Meanwhile up north at the Arcata Vet's Hall, Humboldt Folklife Society presents a different sort of dancing, more or less square, a "Barn Dance" hoedown with old time music by Striped Pig Stringband.
Tempest returns to the Wave Lounge Saturday for another night of electrified semi-metallic Scandi-Celtic-folk-rock.
Blue Turtle Seduction's p.r. team describes them as a "five-piece rock/bluegrass/reggae/hip-hop hybrid [that] creates music that defies classification." Apparently in this case defiance means spanning multiple genres, something BTS does well. (But shouldn't they add the word jam in there somewhere?) BTS is escaping the snows of South Lake Tahoe for a coastal tour that brings them to Humboldt Brews Saturday with support from a relatively new local blues/rock/jamband, Blue Street Junction.
Speaking of genrefication, you might recall Strix Vega's "sound description" contest.

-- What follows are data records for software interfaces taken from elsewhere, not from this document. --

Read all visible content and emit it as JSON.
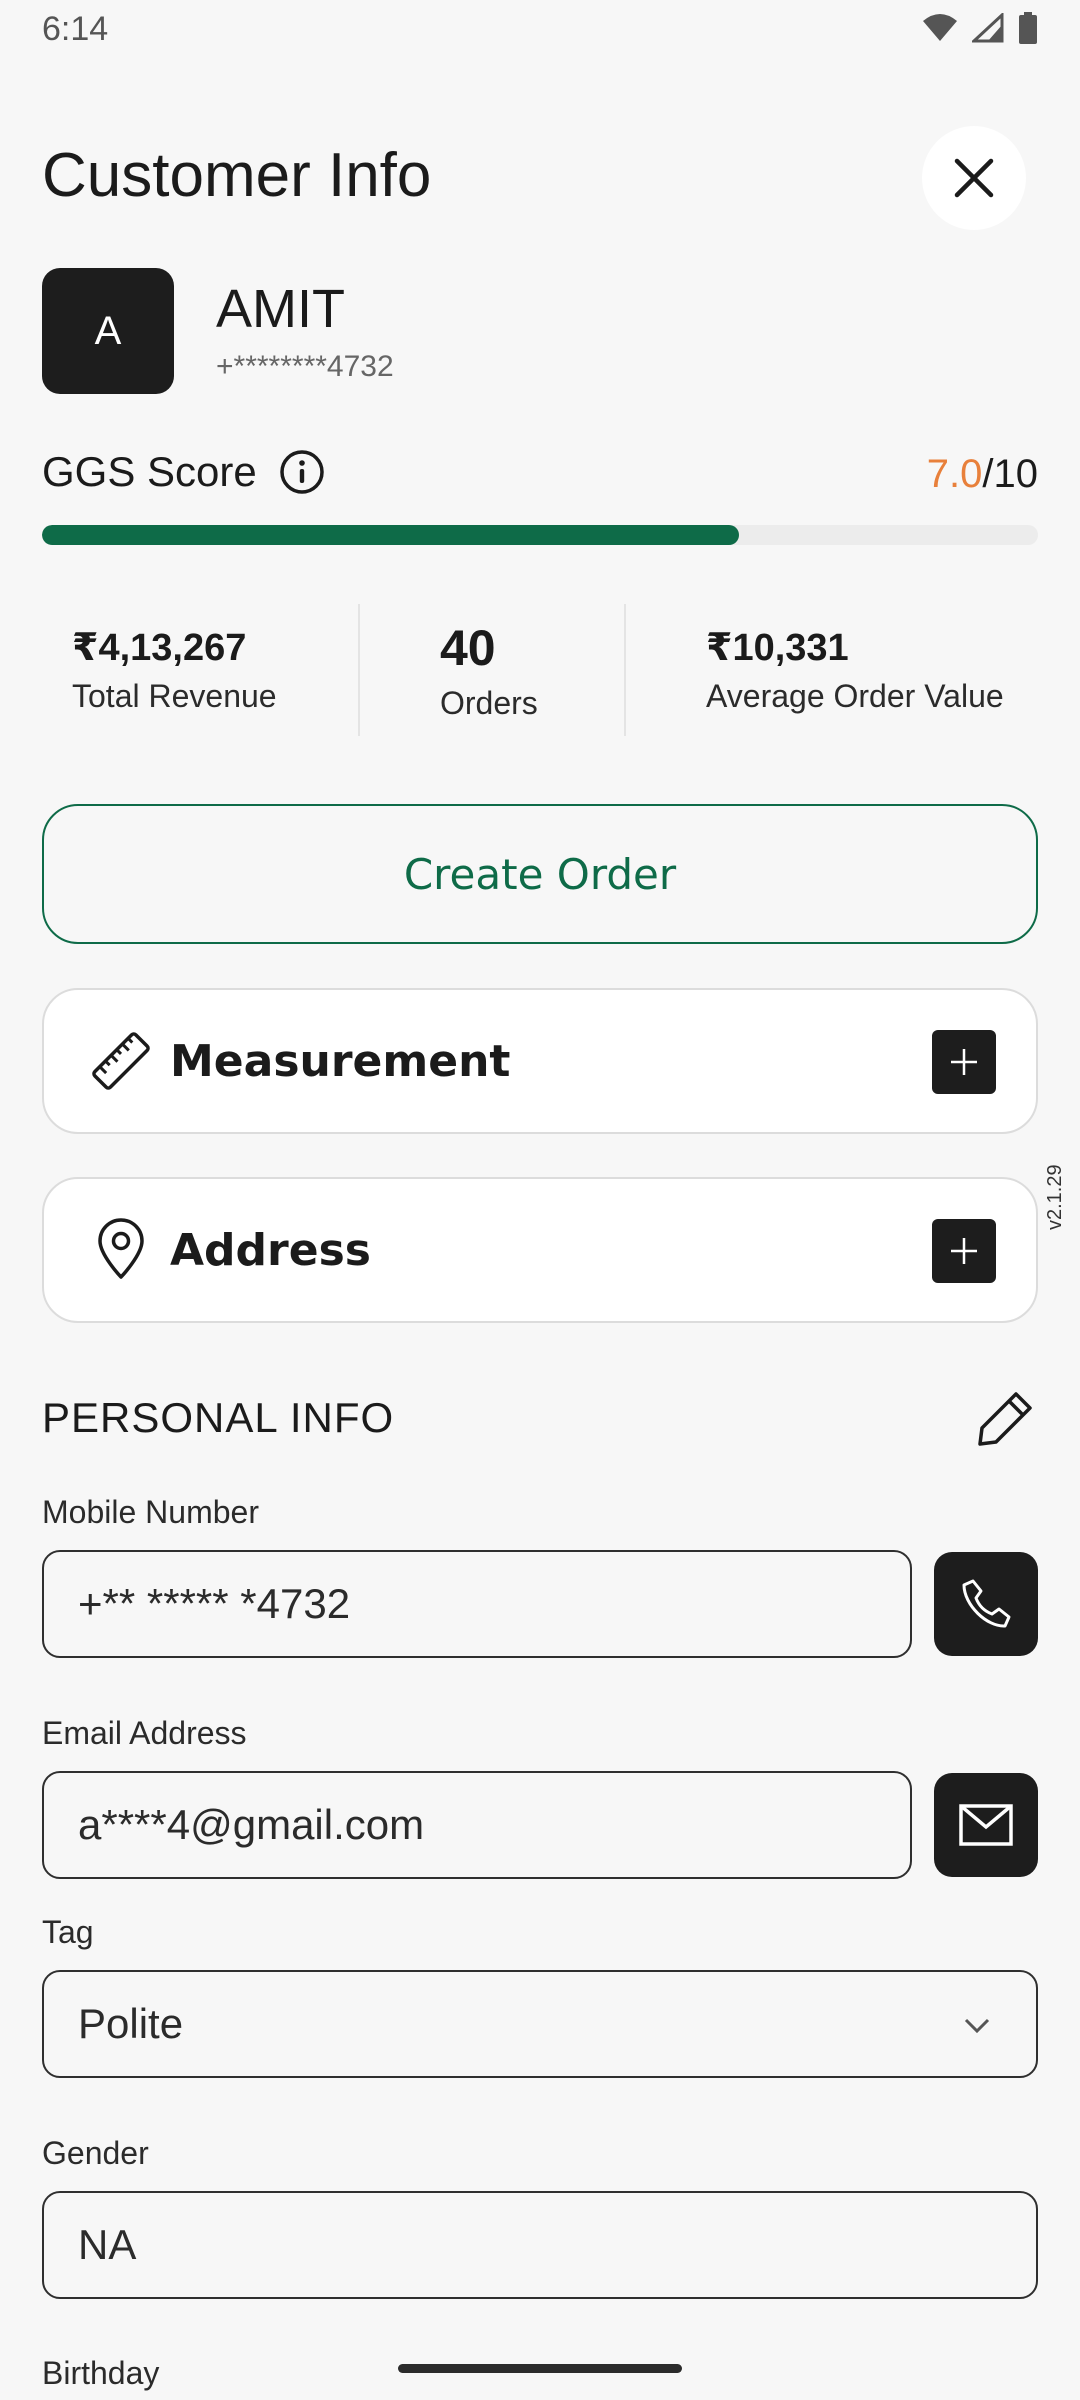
{
  "status_bar": {
    "time": "6:14"
  },
  "header": {
    "title": "Customer Info"
  },
  "customer": {
    "initial": "A",
    "name": "AMIT",
    "phone_masked": "+********4732"
  },
  "score": {
    "label": "GGS Score",
    "value": "7.0",
    "max": "/10",
    "fill_fraction": 0.7,
    "fill_color": "#0e6b48",
    "value_color": "#e8803b"
  },
  "stats": [
    {
      "value": "₹4,13,267",
      "label": "Total Revenue"
    },
    {
      "value": "40",
      "label": "Orders"
    },
    {
      "value": "₹10,331",
      "label": "Average Order Value"
    }
  ],
  "actions": {
    "create_order": "Create Order"
  },
  "cards": {
    "measurement": {
      "label": "Measurement",
      "icon": "ruler-icon"
    },
    "address": {
      "label": "Address",
      "icon": "location-pin-icon"
    }
  },
  "version": "v2.1.29",
  "personal_info": {
    "title": "PERSONAL INFO",
    "mobile": {
      "label": "Mobile Number",
      "value": "+** ***** *4732"
    },
    "email": {
      "label": "Email Address",
      "value": "a****4@gmail.com"
    },
    "tag": {
      "label": "Tag",
      "value": "Polite"
    },
    "gender": {
      "label": "Gender",
      "value": "NA"
    },
    "birthday": {
      "label": "Birthday"
    }
  },
  "colors": {
    "accent": "#0e6b48",
    "dark": "#1d1d1d",
    "background": "#f7f7f7"
  }
}
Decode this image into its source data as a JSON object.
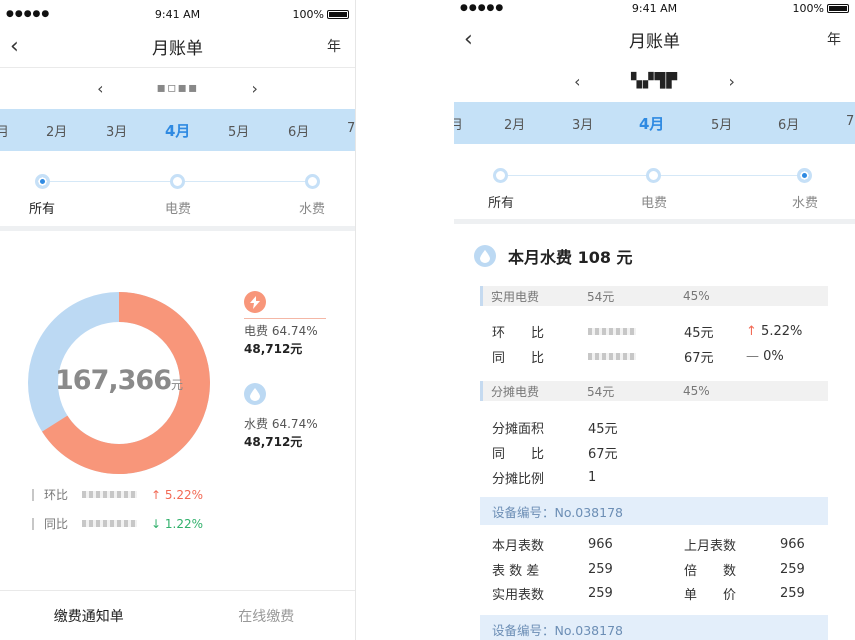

The results are in. The winner: "cougar aphrodisiac rock," which I suppose the fans chose for its ironic, sexist/ageist bent. I thought most of the contest submissions were pretty weak, although I liked "superfolkandrocknrollemoaltandlonely" and the vague phrase I've used to describe Strix before, "alt. something." Anyway, the Vegans are playing their cougar aphrodisiac rock Saturday at the Jambalaya with The Common Vice sharing the bill. What kind of music do they play? You tell me.
With the ever-expanding world of dance music in many forms -- house, hip hop, drum 'n' bass, dubstep, electrojam, IDM, etc. -- genre mutation sometimes makes pigeonholing difficult (as it should be).
Among the shows coming up in that general vein: A Rebel Bass Collective thing at the Arcata Theatre Lounge Friday with Heyoka, Siren and Mike D. Dubstep? Probably.
Friday at the Red Fox Serpent Says presents DJ Babu and Rakaa Iriscience from Dilated Peoples, a "conscious hip hop" crew from L.A. plus Kahlee, and locals The Fantastic Fam.
More hip hop Saturday at Mazzotti's: a Diamondback show featuring Mystic, a Grammy-nominated soul singer/rapper plus politically-charged rap by Sabac Red.
Or you could hear some Christian rap that night at Mantova's Two Street Music where T.O.C. throws down born-again rhymes like "Got the Holy Spirit?"
Back to the bass and electro: Earth Pulse Presents: The Flying Skulls, DJ Touch and Psy Fi Saturday at Red Fox. Then on Wednesday, Feb. 3, Colorado-based DJ/producer Bassnectar brings his "omnitempo maximalism" to the Arcata Theatre Lounge with Emancipator and Danny Corn down from Portland.
Same Wednesday at the Red Fox, funk/soul/AfroBeat band Monophonics is up from the Bay Area. Give a listen at monophonics.bandcamp.com. MastaShredda is spinning or laptopping or whatever beforehand.